On March 11, 2004, 192 people were killed and 1,400 wounded in a series of terrorist attacks in Madrid. Three days later, Spain’s Socialist leader, José Luis Rodríguez Zapatero, was elected prime minister. Just 24 hours after being sworn in, Zapatero ordered Spanish troops to leave Iraq “as soon as possible.”
The directive was a monumental political victory for extremist Islam. Since then, Europe’s boots on the ground have not been dispatched outside Europe to fight jihadism; instead, they have been deployed inside the European countries to protect monuments and civilians.
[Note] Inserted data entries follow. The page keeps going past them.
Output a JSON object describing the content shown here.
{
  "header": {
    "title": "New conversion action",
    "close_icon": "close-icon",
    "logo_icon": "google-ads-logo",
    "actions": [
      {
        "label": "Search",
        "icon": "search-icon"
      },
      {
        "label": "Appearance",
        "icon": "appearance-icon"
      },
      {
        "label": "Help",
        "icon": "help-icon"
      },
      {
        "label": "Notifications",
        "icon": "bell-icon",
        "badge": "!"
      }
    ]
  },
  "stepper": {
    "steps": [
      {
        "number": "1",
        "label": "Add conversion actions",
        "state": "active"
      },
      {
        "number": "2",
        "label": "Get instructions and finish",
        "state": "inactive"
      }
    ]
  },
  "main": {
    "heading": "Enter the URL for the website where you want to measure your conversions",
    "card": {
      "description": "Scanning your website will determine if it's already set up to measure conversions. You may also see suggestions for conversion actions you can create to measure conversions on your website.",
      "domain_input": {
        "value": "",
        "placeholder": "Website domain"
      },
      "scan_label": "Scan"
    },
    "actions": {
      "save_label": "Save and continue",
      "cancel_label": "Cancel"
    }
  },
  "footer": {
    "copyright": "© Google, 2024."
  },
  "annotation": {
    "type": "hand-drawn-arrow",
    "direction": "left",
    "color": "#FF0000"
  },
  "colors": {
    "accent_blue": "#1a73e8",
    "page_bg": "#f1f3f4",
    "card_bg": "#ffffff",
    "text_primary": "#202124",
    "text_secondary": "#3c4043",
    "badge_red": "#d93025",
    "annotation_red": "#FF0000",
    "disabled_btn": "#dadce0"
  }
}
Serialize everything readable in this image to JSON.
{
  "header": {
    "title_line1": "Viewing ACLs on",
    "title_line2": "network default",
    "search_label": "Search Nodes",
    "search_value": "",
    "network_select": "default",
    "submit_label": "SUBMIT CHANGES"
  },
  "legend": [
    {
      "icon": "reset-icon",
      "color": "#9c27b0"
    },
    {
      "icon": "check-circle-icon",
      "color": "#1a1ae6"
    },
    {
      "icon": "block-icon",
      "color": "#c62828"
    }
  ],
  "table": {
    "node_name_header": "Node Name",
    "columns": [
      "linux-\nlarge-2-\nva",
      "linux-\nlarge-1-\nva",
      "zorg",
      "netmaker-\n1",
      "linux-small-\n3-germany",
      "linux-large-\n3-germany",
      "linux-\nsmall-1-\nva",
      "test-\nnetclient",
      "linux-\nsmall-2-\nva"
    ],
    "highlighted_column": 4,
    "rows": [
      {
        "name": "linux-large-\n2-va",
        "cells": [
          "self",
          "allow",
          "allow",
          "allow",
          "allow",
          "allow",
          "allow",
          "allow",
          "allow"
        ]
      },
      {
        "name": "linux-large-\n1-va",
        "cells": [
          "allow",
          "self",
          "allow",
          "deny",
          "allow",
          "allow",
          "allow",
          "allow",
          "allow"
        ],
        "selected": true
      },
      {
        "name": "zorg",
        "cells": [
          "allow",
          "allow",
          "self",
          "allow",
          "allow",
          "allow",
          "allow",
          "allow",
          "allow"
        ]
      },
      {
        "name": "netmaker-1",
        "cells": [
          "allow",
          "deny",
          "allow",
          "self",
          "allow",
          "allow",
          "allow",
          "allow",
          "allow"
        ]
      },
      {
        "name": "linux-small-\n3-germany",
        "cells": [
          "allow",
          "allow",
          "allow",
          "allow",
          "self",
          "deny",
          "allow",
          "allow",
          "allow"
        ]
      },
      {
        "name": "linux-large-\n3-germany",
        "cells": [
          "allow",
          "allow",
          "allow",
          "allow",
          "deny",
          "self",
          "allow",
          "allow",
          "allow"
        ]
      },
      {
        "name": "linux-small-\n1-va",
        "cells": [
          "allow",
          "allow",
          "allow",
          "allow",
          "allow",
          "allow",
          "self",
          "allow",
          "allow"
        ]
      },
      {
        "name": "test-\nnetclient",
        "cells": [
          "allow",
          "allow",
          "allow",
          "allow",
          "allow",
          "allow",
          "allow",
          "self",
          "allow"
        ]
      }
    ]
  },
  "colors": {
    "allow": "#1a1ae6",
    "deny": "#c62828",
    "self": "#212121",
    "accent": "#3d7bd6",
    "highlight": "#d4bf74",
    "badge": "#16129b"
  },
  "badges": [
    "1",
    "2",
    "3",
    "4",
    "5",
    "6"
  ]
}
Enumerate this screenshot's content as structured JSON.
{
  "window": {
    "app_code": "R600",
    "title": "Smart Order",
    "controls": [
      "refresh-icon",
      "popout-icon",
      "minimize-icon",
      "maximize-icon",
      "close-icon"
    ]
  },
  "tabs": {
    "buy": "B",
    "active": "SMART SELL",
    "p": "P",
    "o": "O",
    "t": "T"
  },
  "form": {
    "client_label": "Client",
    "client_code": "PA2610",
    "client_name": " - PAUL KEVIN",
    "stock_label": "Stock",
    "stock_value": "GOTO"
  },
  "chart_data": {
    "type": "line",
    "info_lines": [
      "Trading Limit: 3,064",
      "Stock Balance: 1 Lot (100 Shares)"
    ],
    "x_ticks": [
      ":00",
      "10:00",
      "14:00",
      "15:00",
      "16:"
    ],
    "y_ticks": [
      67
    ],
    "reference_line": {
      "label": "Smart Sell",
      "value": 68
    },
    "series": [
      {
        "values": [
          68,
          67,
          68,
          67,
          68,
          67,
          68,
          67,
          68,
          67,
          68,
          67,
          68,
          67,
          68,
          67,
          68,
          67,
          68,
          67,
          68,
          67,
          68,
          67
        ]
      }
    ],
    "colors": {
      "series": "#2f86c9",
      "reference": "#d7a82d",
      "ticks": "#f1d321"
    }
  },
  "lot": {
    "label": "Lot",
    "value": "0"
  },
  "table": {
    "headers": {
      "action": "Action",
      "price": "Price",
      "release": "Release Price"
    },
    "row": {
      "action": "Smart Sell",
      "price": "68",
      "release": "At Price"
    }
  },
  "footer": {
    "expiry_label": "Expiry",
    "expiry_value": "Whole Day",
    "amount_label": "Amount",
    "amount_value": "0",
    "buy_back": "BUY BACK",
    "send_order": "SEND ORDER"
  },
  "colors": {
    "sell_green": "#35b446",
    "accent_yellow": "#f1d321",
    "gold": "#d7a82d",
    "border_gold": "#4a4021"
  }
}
“Opération Sentinelle” is the first new large-scale military operation within France. The army is now protecting synagogues, art galleries, schools, newspapers, public offices and underground stations. Of all French soldiers currently engaged in military operations, half of them are deployed inside France. And half of those are assigned to protect 717 Jewish schools. Meanwhile, French paralysis before ISIS is immortalized by the image of police running away from the office of the satirical magazine Charlie Hebdo during the massacre there.